According to a website1 run by a campaigning group of UK eBay and Amazon business sellers, HMRC and UK traders lost out on £27 billion in sales revenue and taxes from such online marketplaces over the last three years alone. The group has campaigned for some time against over-leniency by HMRC towards overseas traders, particularly from China, who have not been charging VAT on products, despite those products being located (often via UK fulfilment houses) and supplied within the UK. Moreover, the overseas sellers’ volumes are also often well over the threshold for registering for VAT if selling from inside the UK, yet many have continued to flout the law and seem to have been getting away with it for a considerable time. That hurts both HMRC in terms of lost VAT and tax revenue, as well as making it difficult for compliant UK sellers to compete against competitor prices that seem ‘too good to be true’.

“This abuse has grown significantly and now accounts for £1 – 1.5bn of the total VAT gap. These overseas traders are unfairly undercutting all businesses trading in the UK, abusing the trust of UK consumers and depriving the government of significant revenue.”

(Source: David Gauke MP, Chief Secretary to the Treasury, 16th March 2016).

Levelling the Playing Field

However, following new changes that came into effect on 1st August, that is now starting to change. While it’s not yet a perfect system to fight VAT fraud in online marketplaces and level the playing field for legitimate UK businesses, it is at least a start. Genuine private sellers using the platforms will, though, see a small increase to their costs in the form of VAT now being levied on eBay and Amazon fees, but hopefully it’s a small price to pay to make for a more fair, and legal, system overall.

VAT Changes Starting This Month

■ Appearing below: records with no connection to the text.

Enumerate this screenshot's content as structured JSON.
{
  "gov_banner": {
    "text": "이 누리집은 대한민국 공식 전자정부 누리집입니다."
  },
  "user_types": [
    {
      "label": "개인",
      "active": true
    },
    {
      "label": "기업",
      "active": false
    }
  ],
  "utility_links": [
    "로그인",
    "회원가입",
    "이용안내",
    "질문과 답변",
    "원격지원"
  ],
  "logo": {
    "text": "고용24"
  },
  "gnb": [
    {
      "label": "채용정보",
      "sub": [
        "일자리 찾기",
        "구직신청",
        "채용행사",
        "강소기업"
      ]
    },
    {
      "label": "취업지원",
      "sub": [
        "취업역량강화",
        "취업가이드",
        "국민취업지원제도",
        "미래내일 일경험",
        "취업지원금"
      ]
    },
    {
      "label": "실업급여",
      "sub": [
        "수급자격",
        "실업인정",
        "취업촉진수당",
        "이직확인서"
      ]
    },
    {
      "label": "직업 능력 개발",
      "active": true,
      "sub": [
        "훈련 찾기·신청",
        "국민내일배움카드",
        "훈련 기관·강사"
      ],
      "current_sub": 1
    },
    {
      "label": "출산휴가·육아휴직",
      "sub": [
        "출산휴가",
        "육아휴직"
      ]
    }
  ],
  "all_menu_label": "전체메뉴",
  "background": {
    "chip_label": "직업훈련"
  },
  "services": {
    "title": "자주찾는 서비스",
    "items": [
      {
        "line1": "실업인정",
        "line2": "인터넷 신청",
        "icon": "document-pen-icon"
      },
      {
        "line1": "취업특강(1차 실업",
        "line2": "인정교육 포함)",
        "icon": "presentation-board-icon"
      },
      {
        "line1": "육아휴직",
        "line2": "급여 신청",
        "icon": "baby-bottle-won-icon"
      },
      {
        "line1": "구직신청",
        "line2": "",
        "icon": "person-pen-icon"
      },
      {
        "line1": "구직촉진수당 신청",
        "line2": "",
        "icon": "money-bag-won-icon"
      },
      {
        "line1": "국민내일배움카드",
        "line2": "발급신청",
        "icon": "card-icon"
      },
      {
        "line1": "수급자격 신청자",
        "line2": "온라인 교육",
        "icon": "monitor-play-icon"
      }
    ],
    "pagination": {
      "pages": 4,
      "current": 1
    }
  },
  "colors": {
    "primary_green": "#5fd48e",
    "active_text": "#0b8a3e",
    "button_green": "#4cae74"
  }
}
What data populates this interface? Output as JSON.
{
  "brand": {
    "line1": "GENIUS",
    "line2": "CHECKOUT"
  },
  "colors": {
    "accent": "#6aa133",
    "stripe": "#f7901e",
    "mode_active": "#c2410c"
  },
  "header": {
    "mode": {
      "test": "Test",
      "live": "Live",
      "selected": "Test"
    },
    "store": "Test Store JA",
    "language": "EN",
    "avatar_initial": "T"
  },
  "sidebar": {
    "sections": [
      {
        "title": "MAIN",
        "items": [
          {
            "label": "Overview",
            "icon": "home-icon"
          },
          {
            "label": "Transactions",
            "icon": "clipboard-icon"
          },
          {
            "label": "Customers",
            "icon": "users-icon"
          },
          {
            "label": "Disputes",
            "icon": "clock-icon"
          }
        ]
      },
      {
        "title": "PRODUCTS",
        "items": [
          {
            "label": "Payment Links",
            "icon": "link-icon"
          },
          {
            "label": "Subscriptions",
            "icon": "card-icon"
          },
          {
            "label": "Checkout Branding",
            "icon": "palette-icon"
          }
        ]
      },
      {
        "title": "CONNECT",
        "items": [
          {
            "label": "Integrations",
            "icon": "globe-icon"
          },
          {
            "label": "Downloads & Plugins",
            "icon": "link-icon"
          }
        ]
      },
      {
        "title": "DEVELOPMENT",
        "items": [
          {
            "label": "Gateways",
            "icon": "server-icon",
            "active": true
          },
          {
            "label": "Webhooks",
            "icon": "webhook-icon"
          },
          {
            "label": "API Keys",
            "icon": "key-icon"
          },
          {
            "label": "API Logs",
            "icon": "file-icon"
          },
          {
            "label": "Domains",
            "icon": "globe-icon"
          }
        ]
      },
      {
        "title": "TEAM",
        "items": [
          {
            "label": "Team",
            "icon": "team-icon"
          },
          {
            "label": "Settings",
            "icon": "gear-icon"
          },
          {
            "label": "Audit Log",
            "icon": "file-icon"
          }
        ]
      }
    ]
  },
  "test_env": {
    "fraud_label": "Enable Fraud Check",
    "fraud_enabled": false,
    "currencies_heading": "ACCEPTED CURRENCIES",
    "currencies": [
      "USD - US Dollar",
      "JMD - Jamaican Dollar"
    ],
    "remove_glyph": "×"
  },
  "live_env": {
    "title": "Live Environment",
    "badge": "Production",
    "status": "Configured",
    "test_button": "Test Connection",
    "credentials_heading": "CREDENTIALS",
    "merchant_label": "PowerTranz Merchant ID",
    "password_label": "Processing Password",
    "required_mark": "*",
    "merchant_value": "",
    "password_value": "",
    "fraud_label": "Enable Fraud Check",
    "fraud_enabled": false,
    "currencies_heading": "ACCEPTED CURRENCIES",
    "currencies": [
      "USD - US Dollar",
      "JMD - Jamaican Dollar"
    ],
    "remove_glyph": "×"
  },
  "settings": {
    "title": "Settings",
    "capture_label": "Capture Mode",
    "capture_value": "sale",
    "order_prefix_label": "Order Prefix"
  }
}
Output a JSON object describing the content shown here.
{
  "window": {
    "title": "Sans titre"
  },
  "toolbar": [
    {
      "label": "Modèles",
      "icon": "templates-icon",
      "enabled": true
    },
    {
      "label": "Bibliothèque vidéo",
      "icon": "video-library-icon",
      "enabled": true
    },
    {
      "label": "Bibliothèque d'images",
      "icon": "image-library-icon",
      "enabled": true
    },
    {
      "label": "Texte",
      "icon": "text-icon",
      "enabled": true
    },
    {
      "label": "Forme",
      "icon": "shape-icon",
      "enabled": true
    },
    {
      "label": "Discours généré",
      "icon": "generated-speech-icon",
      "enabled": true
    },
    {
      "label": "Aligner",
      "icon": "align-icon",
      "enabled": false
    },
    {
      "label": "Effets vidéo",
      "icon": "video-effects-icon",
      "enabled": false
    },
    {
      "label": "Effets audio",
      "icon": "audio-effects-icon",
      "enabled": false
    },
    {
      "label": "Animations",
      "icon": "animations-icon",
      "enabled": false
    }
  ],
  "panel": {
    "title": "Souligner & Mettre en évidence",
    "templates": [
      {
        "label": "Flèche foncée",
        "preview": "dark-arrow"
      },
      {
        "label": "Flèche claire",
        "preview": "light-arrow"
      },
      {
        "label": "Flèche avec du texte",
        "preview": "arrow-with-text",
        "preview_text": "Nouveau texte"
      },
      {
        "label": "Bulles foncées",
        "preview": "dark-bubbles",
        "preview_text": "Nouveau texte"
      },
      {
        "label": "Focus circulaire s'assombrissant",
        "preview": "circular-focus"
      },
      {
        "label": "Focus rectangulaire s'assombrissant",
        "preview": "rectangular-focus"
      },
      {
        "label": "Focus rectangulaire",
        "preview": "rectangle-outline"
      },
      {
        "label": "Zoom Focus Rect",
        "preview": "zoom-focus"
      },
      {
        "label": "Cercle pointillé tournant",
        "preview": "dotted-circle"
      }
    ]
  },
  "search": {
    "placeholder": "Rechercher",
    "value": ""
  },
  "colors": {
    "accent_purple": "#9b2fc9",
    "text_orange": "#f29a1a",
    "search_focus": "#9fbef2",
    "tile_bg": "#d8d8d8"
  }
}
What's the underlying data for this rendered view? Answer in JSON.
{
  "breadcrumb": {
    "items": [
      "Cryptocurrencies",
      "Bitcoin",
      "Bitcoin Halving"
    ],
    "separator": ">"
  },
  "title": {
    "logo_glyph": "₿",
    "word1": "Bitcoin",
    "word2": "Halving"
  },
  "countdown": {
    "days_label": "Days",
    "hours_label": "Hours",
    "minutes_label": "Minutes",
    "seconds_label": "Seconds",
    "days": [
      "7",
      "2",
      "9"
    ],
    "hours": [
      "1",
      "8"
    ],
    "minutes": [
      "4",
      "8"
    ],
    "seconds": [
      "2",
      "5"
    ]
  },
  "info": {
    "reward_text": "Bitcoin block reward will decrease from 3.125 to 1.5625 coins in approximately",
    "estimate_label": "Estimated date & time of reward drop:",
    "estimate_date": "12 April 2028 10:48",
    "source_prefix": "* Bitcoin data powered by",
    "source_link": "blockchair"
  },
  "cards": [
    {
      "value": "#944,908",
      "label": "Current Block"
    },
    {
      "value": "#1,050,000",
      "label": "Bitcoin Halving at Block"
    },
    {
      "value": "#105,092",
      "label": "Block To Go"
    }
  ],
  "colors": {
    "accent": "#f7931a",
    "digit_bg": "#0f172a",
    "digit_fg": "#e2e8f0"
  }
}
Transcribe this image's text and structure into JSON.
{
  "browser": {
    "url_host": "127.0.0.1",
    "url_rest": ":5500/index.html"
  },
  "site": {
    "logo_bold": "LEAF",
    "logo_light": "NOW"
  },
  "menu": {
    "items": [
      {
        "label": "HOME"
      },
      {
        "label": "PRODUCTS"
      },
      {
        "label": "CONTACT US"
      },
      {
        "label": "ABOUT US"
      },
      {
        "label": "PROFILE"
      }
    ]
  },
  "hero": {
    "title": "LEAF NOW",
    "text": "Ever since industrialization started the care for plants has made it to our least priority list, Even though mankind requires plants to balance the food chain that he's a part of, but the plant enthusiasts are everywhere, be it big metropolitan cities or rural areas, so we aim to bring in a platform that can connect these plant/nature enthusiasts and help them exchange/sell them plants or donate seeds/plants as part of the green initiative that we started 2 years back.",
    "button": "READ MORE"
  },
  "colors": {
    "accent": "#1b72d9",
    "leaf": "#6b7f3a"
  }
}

As part of the March 2016 Finance Bill delivered by then Chancellor George Osborne, UK individuals selling on eBay will begin paying VAT on eBay charges, starting on the 1st of August (2017). The VAT rate will be the standard 20% rate and will be automatically charged on eBay fees to UK sellers who have not registered as business sellers with the company. It may at first seem odd to target non-businesses, but actually this is a way to force the likes of Amazon and eBay to put pressure on those who have not registered with them as businesses when, in many cases, they should have. Such online marketplaces will also potentially become liable for the outstanding VAT on products actually sold if they do not take measures to counter (or remove) non-compliant overseas sellers.

“HMRC will also be given new powers to make online marketplaces jointly and severally liable for the unpaid VAT of overseas businesses who are non-compliant with UK VAT rules and using their platforms to sell through … These measures will provide HMRC with the tools necessary to tackle the overseas businesses who do not comply with UK VAT rules and help level the playing field for all businesses.”

(Source)

Those businesses operating within the UK will need to properly register as business sellers, in which case they will generally also need to account for VAT as a business if their taxable turnover is above the VAT threshold of £85,000 (or £70,000 if ‘distance selling’ into the UK) over the course of a year.

UK eBay sellers, and overseas sellers supplying/fulfilling orders completely within the UK, will now Read more